= The records =
Start of Block

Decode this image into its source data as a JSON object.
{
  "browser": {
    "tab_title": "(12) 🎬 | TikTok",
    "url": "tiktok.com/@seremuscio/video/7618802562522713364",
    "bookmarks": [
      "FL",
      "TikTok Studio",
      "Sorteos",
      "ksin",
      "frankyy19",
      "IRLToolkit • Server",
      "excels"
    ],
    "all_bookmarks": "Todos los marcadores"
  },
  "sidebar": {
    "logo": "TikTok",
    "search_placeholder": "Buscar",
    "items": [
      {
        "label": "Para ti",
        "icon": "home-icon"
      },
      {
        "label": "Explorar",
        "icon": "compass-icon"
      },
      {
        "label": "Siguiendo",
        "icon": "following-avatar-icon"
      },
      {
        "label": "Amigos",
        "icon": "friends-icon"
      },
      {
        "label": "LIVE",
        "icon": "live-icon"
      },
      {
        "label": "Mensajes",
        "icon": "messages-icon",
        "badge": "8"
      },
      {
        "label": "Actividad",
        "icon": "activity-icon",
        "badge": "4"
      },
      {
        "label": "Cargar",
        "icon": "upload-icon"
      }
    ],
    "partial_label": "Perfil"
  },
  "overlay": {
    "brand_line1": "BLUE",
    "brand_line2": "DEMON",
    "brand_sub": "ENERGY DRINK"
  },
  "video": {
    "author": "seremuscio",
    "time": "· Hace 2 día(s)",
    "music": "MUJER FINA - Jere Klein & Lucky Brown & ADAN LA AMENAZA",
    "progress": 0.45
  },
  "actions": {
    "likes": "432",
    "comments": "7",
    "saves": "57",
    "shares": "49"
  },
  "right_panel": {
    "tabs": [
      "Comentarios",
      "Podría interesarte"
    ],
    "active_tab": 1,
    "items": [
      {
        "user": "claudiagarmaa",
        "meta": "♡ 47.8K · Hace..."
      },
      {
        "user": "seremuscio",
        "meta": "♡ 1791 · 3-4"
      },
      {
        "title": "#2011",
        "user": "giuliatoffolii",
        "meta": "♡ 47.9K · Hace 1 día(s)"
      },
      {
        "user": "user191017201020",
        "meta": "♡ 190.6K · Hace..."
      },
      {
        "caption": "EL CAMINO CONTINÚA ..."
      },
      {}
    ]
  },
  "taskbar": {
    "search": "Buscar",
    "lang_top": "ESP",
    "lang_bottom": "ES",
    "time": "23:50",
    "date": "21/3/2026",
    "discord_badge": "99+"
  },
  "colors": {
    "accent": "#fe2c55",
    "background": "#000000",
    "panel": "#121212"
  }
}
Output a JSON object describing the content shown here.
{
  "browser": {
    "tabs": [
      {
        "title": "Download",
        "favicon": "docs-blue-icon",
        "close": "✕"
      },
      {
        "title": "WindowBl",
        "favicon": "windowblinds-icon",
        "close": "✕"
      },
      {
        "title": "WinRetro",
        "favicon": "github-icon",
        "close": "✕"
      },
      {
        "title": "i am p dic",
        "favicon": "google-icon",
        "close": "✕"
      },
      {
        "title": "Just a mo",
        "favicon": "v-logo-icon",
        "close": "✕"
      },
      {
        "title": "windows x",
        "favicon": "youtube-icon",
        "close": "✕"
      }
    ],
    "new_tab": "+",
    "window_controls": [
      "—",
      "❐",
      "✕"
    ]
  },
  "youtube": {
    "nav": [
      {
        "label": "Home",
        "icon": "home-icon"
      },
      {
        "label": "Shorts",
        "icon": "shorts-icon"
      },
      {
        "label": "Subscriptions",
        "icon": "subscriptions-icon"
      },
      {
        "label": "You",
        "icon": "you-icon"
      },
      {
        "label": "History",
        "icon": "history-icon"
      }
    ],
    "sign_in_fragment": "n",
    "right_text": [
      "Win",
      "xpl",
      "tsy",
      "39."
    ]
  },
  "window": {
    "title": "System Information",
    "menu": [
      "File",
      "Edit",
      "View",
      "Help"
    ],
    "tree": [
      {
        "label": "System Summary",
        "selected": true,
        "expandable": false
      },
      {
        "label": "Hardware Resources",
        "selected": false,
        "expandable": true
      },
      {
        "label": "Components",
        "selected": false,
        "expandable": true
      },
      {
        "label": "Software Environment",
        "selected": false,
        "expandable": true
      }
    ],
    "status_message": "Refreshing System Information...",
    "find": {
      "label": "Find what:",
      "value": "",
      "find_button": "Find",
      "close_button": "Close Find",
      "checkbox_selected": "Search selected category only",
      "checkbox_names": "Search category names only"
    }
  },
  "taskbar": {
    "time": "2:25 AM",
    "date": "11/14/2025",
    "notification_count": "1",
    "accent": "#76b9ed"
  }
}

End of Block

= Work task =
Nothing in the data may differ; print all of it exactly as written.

= Solution to this problem =
Decode this image into its source data as a JSON object.
{
  "browser": {
    "tab_title": "(12) 🎬 | TikTok",
    "url": "tiktok.com/@seremuscio/video/7618802562522713364",
    "bookmarks": [
      "FL",
      "TikTok Studio",
      "Sorteos",
      "ksin",
      "frankyy19",
      "IRLToolkit • Server",
      "excels"
    ],
    "all_bookmarks": "Todos los marcadores"
  },
  "sidebar": {
    "logo": "TikTok",
    "search_placeholder": "Buscar",
    "items": [
      {
        "label": "Para ti",
        "icon": "home-icon"
      },
      {
        "label": "Explorar",
        "icon": "compass-icon"
      },
      {
        "label": "Siguiendo",
        "icon": "following-avatar-icon"
      },
      {
        "label": "Amigos",
        "icon": "friends-icon"
      },
      {
        "label": "LIVE",
        "icon": "live-icon"
      },
      {
        "label": "Mensajes",
        "icon": "messages-icon",
        "badge": "8"
      },
      {
        "label": "Actividad",
        "icon": "activity-icon",
        "badge": "4"
      },
      {
        "label": "Cargar",
        "icon": "upload-icon"
      }
    ],
    "partial_label": "Perfil"
  },
  "overlay": {
    "brand_line1": "BLUE",
    "brand_line2": "DEMON",
    "brand_sub": "ENERGY DRINK"
  },
  "video": {
    "author": "seremuscio",
    "time": "· Hace 2 día(s)",
    "music": "MUJER FINA - Jere Klein & Lucky Brown & ADAN LA AMENAZA",
    "progress": 0.45
  },
  "actions": {
    "likes": "432",
    "comments": "7",
    "saves": "57",
    "shares": "49"
  },
  "right_panel": {
    "tabs": [
      "Comentarios",
      "Podría interesarte"
    ],
    "active_tab": 1,
    "items": [
      {
        "user": "claudiagarmaa",
        "meta": "♡ 47.8K · Hace..."
      },
      {
        "user": "seremuscio",
        "meta": "♡ 1791 · 3-4"
      },
      {
        "title": "#2011",
        "user": "giuliatoffolii",
        "meta": "♡ 47.9K · Hace 1 día(s)"
      },
      {
        "user": "user191017201020",
        "meta": "♡ 190.6K · Hace..."
      },
      {
        "caption": "EL CAMINO CONTINÚA ..."
      },
      {}
    ]
  },
  "taskbar": {
    "search": "Buscar",
    "lang_top": "ESP",
    "lang_bottom": "ES",
    "time": "23:50",
    "date": "21/3/2026",
    "discord_badge": "99+"
  },
  "colors": {
    "accent": "#fe2c55",
    "background": "#000000",
    "panel": "#121212"
  }
}
Output a JSON object describing the content shown here.
{
  "browser": {
    "tabs": [
      {
        "title": "Download",
        "favicon": "docs-blue-icon",
        "close": "✕"
      },
      {
        "title": "WindowBl",
        "favicon": "windowblinds-icon",
        "close": "✕"
      },
      {
        "title": "WinRetro",
        "favicon": "github-icon",
        "close": "✕"
      },
      {
        "title": "i am p dic",
        "favicon": "google-icon",
        "close": "✕"
      },
      {
        "title": "Just a mo",
        "favicon": "v-logo-icon",
        "close": "✕"
      },
      {
        "title": "windows x",
        "favicon": "youtube-icon",
        "close": "✕"
      }
    ],
    "new_tab": "+",
    "window_controls": [
      "—",
      "❐",
      "✕"
    ]
  },
  "youtube": {
    "nav": [
      {
        "label": "Home",
        "icon": "home-icon"
      },
      {
        "label": "Shorts",
        "icon": "shorts-icon"
      },
      {
        "label": "Subscriptions",
        "icon": "subscriptions-icon"
      },
      {
        "label": "You",
        "icon": "you-icon"
      },
      {
        "label": "History",
        "icon": "history-icon"
      }
    ],
    "sign_in_fragment": "n",
    "right_text": [
      "Win",
      "xpl",
      "tsy",
      "39."
    ]
  },
  "window": {
    "title": "System Information",
    "menu": [
      "File",
      "Edit",
      "View",
      "Help"
    ],
    "tree": [
      {
        "label": "System Summary",
        "selected": true,
        "expandable": false
      },
      {
        "label": "Hardware Resources",
        "selected": false,
        "expandable": true
      },
      {
        "label": "Components",
        "selected": false,
        "expandable": true
      },
      {
        "label": "Software Environment",
        "selected": false,
        "expandable": true
      }
    ],
    "status_message": "Refreshing System Information...",
    "find": {
      "label": "Find what:",
      "value": "",
      "find_button": "Find",
      "close_button": "Close Find",
      "checkbox_selected": "Search selected category only",
      "checkbox_names": "Search category names only"
    }
  },
  "taskbar": {
    "time": "2:25 AM",
    "date": "11/14/2025",
    "notification_count": "1",
    "accent": "#76b9ed"
  }
}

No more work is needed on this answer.